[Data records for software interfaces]
---------------

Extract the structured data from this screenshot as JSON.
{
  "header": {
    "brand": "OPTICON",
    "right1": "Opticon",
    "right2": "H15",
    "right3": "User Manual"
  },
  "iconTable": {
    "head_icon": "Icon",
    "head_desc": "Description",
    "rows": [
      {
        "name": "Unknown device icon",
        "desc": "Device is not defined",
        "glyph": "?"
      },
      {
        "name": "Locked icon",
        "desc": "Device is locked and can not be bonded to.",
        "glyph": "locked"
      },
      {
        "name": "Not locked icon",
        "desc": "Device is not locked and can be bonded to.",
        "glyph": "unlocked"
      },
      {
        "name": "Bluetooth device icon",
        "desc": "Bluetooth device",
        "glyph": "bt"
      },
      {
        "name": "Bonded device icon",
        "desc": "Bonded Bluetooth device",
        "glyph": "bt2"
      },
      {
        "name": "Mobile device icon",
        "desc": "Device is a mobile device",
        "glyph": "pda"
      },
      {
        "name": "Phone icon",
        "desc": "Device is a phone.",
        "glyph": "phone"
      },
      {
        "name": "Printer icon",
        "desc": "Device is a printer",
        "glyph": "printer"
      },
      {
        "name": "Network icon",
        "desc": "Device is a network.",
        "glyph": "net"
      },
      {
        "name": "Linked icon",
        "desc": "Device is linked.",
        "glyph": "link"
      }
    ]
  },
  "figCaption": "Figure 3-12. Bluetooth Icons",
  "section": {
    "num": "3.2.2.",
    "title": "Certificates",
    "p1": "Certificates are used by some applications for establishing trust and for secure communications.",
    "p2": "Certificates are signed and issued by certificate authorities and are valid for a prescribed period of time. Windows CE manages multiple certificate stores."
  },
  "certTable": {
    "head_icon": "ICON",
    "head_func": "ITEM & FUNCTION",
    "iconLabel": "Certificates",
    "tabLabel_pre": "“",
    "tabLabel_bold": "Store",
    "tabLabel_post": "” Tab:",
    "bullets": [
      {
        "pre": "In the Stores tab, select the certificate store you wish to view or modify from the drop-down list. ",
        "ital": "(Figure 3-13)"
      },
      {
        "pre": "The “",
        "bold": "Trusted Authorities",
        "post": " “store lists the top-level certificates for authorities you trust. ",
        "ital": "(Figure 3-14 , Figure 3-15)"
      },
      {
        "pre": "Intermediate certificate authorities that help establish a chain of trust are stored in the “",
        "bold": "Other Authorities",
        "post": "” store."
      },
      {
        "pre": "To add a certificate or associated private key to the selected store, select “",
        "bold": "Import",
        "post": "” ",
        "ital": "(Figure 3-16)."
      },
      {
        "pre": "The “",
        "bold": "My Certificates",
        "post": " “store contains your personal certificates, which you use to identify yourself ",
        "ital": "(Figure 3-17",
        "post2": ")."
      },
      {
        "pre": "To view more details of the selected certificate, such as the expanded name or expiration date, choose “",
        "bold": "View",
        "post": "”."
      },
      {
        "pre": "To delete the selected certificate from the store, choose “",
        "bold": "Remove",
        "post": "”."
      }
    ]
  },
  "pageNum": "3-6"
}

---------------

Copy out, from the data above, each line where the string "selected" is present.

        "pre": "To add a certificate or associated private key to the selected store, select “",
        "pre": "To view more details of the selected certificate, such as the expanded name or expiration date, choose “",
        "pre": "To delete the selected certificate from the store, choose “",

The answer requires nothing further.